Attending workshops and seminars is also a great way to gain information and expose yourself to new ideas. It can also introduce you to other health and safety professionals, allowing you to expand your network and potentially unlock more job opportunities in the future.
Still unsure if this is the right profession for you? We hope the following FAQs offer a bit more clarity.
Q: Is occupational health and safety a risky job?
A job in occupational health and safety does come with a degree of risk. Most commonly, these hazards are present in the form of harmful chemicals, poorly maintained structures and machinery, and falling debris. That’s why it’s imperative that health and safety officers use gloves, helmets and other personal protective equipment themselves.
Q: Is a bachelor’s degree required for this profession?
Though not a universal requirement, in many cases, employers will ask for a bachelor’s degree in occupational health and safety or a similar field, which includes healthcare and related majors. That’s why it’s important for high school students considering this career path to take science classes and pursue, at the very least, an associate’s degree upon graduation.

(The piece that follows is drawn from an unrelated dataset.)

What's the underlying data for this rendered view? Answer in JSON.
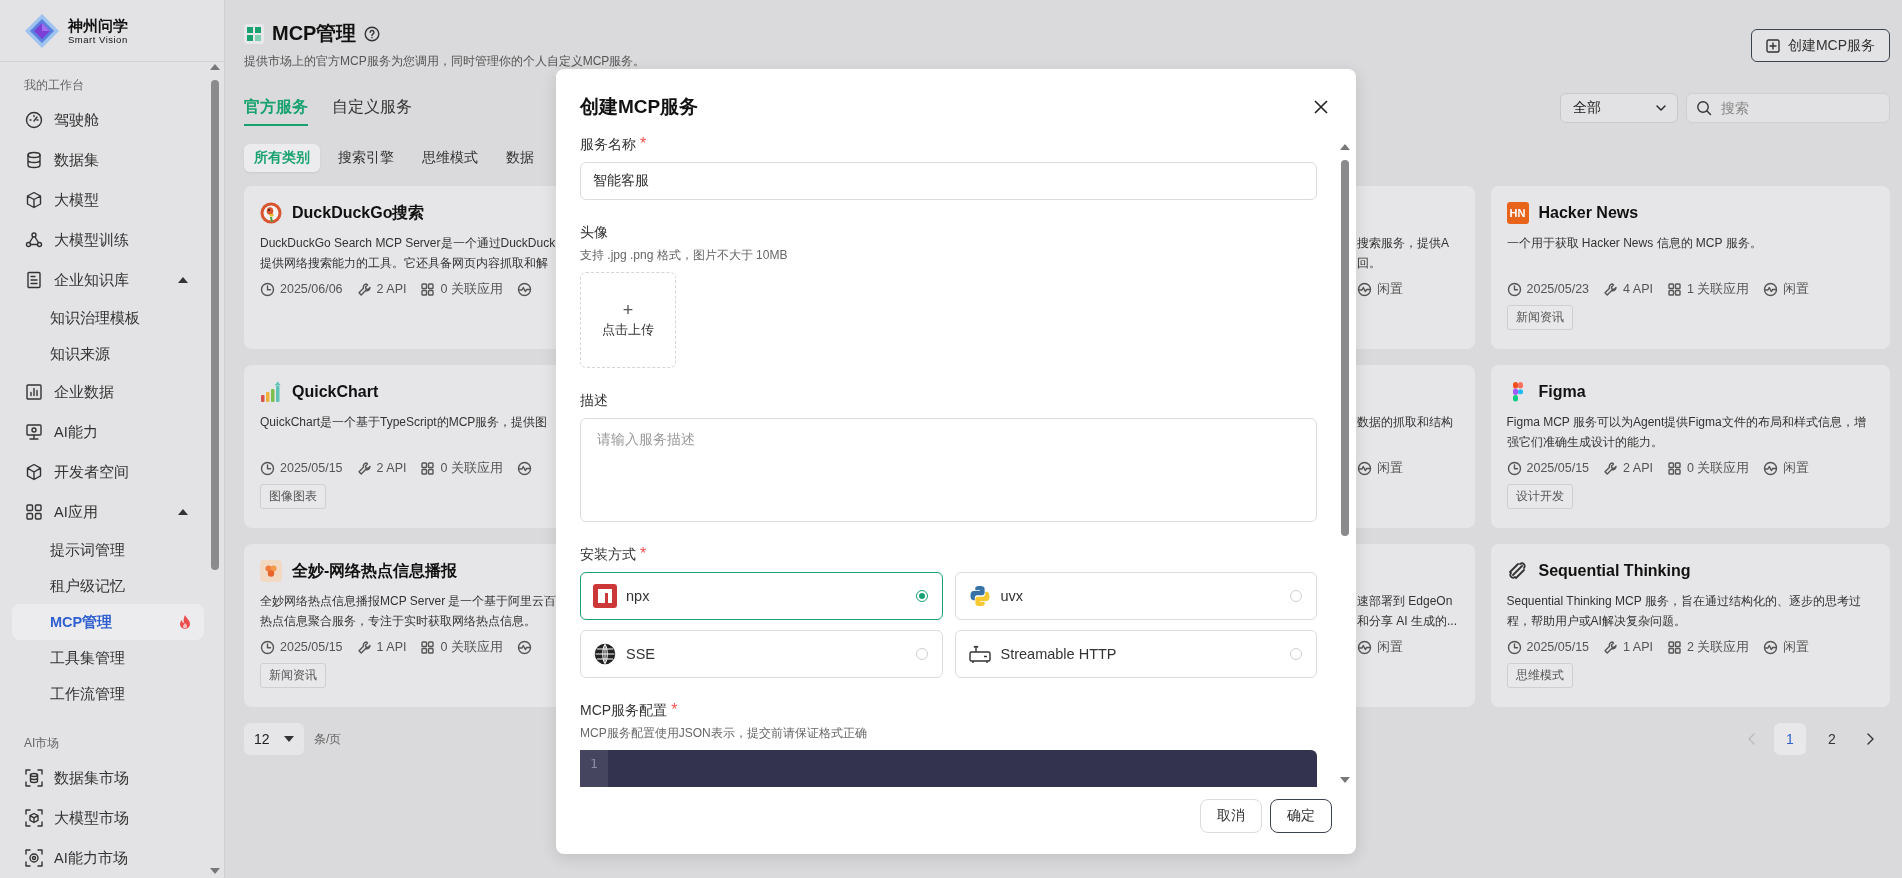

Q: How many types of certification are there?
Although employers won’t always ask for certificates, having one will allow you to go after more specialized positions in your field — and there are plenty of those in health and safety.
For example, the BCSP offers several certifications such as the Occupation Hygiene and Safety Technician and Certified Instructional Trainer certifications. To sign up for one, you’ll have to meet its specific requirements, which can include having a bachelor’s degree or a few years of relevant work experience.
Q: Does this career path offer advancement opportunities?
Experienced health and safety technicians can progress to a variety of roles within their profession, including health and safety adviser, manager, and director. Though entry-level roles won’t always have strict requirements in terms of experience and education, health and safety management positions will most likely ask for a particular type of degree, years of work experience, plus certification.
Q: Is occupational health and safety a rewarding job?
In an article for Psychology Today, professor of leadership and organizational psychology Ronald E Riggio identifies the characteristics of a great job. In his eyes, rewarding jobs are the ones that offer or facilitate autonomy, purpose, synergistic relationships and self-development.
Health and safety professionals commonly enjoy these elements in addition to high job security and good pay.
Regular inspections in the workplace are vital to preventing injuries and preserving employee health and wellbeing. From ergonomics and trip hazards to chemical exposure and fire safety, a thorough inspection covers the multiple ways in which employees’ health might be compromised and provides alternative ways of performing tasks and setting up the workplace.
As the age-old saying goes, after all, prevention is the best medicine.
If this sentiment resonates with you, and you consider yourself a proactive thinker and passionate problem solver, then a career in occupational health and safety could fit you like a glove. So, share your thoughts with us in a comment — do you see yourself pursuing this career path?